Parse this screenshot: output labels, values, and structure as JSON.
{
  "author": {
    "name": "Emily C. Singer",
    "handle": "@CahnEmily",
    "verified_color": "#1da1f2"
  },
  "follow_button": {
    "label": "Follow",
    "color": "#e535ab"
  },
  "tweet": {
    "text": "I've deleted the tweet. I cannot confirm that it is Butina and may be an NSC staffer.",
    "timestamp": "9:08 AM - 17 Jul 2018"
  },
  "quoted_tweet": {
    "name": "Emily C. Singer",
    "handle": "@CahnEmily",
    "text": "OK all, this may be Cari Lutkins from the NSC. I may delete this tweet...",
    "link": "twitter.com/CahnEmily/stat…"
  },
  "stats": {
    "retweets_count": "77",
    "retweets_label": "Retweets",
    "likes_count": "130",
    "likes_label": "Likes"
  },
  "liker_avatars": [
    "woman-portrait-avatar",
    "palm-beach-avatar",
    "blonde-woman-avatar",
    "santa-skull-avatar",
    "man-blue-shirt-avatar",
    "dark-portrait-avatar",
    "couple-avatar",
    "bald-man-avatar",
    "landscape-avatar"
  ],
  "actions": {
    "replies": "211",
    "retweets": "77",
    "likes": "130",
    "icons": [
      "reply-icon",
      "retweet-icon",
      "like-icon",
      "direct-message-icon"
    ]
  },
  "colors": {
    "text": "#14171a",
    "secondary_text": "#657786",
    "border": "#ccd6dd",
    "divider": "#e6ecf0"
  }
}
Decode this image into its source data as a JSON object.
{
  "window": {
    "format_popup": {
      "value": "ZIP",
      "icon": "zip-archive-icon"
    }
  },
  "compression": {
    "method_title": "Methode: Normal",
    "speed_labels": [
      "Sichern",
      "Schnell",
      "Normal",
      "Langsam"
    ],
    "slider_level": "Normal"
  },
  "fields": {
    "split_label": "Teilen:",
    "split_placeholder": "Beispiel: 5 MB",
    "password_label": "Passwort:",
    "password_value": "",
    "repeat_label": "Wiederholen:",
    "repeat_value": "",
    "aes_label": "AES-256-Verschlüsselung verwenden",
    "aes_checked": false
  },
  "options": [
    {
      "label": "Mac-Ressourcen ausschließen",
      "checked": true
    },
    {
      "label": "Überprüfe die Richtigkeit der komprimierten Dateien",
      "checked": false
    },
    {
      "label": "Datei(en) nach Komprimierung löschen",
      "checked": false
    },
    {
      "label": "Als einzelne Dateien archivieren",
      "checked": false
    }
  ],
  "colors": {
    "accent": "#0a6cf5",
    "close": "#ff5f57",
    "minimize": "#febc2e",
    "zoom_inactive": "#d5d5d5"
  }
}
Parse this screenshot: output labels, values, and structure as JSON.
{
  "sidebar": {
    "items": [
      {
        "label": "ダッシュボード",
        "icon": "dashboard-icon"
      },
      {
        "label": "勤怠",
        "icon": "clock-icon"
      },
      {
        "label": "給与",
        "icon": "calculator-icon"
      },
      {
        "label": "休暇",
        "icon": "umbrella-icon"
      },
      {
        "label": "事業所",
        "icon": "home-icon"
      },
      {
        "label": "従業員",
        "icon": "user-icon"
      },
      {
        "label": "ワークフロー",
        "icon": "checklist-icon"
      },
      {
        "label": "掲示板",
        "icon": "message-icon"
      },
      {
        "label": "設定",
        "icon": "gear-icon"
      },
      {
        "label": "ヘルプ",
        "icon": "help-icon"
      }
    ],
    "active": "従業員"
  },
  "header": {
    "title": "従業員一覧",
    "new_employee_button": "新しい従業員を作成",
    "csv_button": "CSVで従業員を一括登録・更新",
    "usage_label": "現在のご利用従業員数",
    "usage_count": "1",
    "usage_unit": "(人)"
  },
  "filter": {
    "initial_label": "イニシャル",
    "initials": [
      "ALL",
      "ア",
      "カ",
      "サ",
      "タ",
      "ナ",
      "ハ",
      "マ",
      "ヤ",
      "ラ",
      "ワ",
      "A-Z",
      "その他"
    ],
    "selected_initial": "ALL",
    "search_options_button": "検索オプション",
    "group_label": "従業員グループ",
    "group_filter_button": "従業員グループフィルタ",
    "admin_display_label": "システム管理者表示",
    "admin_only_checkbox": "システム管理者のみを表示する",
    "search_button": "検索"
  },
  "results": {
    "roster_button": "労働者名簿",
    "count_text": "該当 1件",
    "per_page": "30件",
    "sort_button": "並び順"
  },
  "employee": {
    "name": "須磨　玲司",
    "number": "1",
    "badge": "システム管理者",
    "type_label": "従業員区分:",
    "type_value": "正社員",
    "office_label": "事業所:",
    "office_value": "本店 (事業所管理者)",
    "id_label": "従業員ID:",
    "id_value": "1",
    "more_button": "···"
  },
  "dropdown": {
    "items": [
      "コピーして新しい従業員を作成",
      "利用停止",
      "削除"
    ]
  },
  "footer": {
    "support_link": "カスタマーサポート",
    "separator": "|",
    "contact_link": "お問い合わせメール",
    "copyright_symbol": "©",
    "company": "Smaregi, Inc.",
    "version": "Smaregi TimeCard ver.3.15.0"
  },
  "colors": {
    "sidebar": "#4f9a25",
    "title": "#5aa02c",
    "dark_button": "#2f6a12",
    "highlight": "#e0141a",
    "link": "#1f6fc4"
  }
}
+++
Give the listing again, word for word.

SOLVED EXERCISE
Parse this screenshot: output labels, values, and structure as JSON.
{
  "author": {
    "name": "Emily C. Singer",
    "handle": "@CahnEmily",
    "verified_color": "#1da1f2"
  },
  "follow_button": {
    "label": "Follow",
    "color": "#e535ab"
  },
  "tweet": {
    "text": "I've deleted the tweet. I cannot confirm that it is Butina and may be an NSC staffer.",
    "timestamp": "9:08 AM - 17 Jul 2018"
  },
  "quoted_tweet": {
    "name": "Emily C. Singer",
    "handle": "@CahnEmily",
    "text": "OK all, this may be Cari Lutkins from the NSC. I may delete this tweet...",
    "link": "twitter.com/CahnEmily/stat…"
  },
  "stats": {
    "retweets_count": "77",
    "retweets_label": "Retweets",
    "likes_count": "130",
    "likes_label": "Likes"
  },
  "liker_avatars": [
    "woman-portrait-avatar",
    "palm-beach-avatar",
    "blonde-woman-avatar",
    "santa-skull-avatar",
    "man-blue-shirt-avatar",
    "dark-portrait-avatar",
    "couple-avatar",
    "bald-man-avatar",
    "landscape-avatar"
  ],
  "actions": {
    "replies": "211",
    "retweets": "77",
    "likes": "130",
    "icons": [
      "reply-icon",
      "retweet-icon",
      "like-icon",
      "direct-message-icon"
    ]
  },
  "colors": {
    "text": "#14171a",
    "secondary_text": "#657786",
    "border": "#ccd6dd",
    "divider": "#e6ecf0"
  }
}
Decode this image into its source data as a JSON object.
{
  "window": {
    "format_popup": {
      "value": "ZIP",
      "icon": "zip-archive-icon"
    }
  },
  "compression": {
    "method_title": "Methode: Normal",
    "speed_labels": [
      "Sichern",
      "Schnell",
      "Normal",
      "Langsam"
    ],
    "slider_level": "Normal"
  },
  "fields": {
    "split_label": "Teilen:",
    "split_placeholder": "Beispiel: 5 MB",
    "password_label": "Passwort:",
    "password_value": "",
    "repeat_label": "Wiederholen:",
    "repeat_value": "",
    "aes_label": "AES-256-Verschlüsselung verwenden",
    "aes_checked": false
  },
  "options": [
    {
      "label": "Mac-Ressourcen ausschließen",
      "checked": true
    },
    {
      "label": "Überprüfe die Richtigkeit der komprimierten Dateien",
      "checked": false
    },
    {
      "label": "Datei(en) nach Komprimierung löschen",
      "checked": false
    },
    {
      "label": "Als einzelne Dateien archivieren",
      "checked": false
    }
  ],
  "colors": {
    "accent": "#0a6cf5",
    "close": "#ff5f57",
    "minimize": "#febc2e",
    "zoom_inactive": "#d5d5d5"
  }
}
Parse this screenshot: output labels, values, and structure as JSON.
{
  "sidebar": {
    "items": [
      {
        "label": "ダッシュボード",
        "icon": "dashboard-icon"
      },
      {
        "label": "勤怠",
        "icon": "clock-icon"
      },
      {
        "label": "給与",
        "icon": "calculator-icon"
      },
      {
        "label": "休暇",
        "icon": "umbrella-icon"
      },
      {
        "label": "事業所",
        "icon": "home-icon"
      },
      {
        "label": "従業員",
        "icon": "user-icon"
      },
      {
        "label": "ワークフロー",
        "icon": "checklist-icon"
      },
      {
        "label": "掲示板",
        "icon": "message-icon"
      },
      {
        "label": "設定",
        "icon": "gear-icon"
      },
      {
        "label": "ヘルプ",
        "icon": "help-icon"
      }
    ],
    "active": "従業員"
  },
  "header": {
    "title": "従業員一覧",
    "new_employee_button": "新しい従業員を作成",
    "csv_button": "CSVで従業員を一括登録・更新",
    "usage_label": "現在のご利用従業員数",
    "usage_count": "1",
    "usage_unit": "(人)"
  },
  "filter": {
    "initial_label": "イニシャル",
    "initials": [
      "ALL",
      "ア",
      "カ",
      "サ",
      "タ",
      "ナ",
      "ハ",
      "マ",
      "ヤ",
      "ラ",
      "ワ",
      "A-Z",
      "その他"
    ],
    "selected_initial": "ALL",
    "search_options_button": "検索オプション",
    "group_label": "従業員グループ",
    "group_filter_button": "従業員グループフィルタ",
    "admin_display_label": "システム管理者表示",
    "admin_only_checkbox": "システム管理者のみを表示する",
    "search_button": "検索"
  },
  "results": {
    "roster_button": "労働者名簿",
    "count_text": "該当 1件",
    "per_page": "30件",
    "sort_button": "並び順"
  },
  "employee": {
    "name": "須磨　玲司",
    "number": "1",
    "badge": "システム管理者",
    "type_label": "従業員区分:",
    "type_value": "正社員",
    "office_label": "事業所:",
    "office_value": "本店 (事業所管理者)",
    "id_label": "従業員ID:",
    "id_value": "1",
    "more_button": "···"
  },
  "dropdown": {
    "items": [
      "コピーして新しい従業員を作成",
      "利用停止",
      "削除"
    ]
  },
  "footer": {
    "support_link": "カスタマーサポート",
    "separator": "|",
    "contact_link": "お問い合わせメール",
    "copyright_symbol": "©",
    "company": "Smaregi, Inc.",
    "version": "Smaregi TimeCard ver.3.15.0"
  },
  "colors": {
    "sidebar": "#4f9a25",
    "title": "#5aa02c",
    "dark_button": "#2f6a12",
    "highlight": "#e0141a",
    "link": "#1f6fc4"
  }
}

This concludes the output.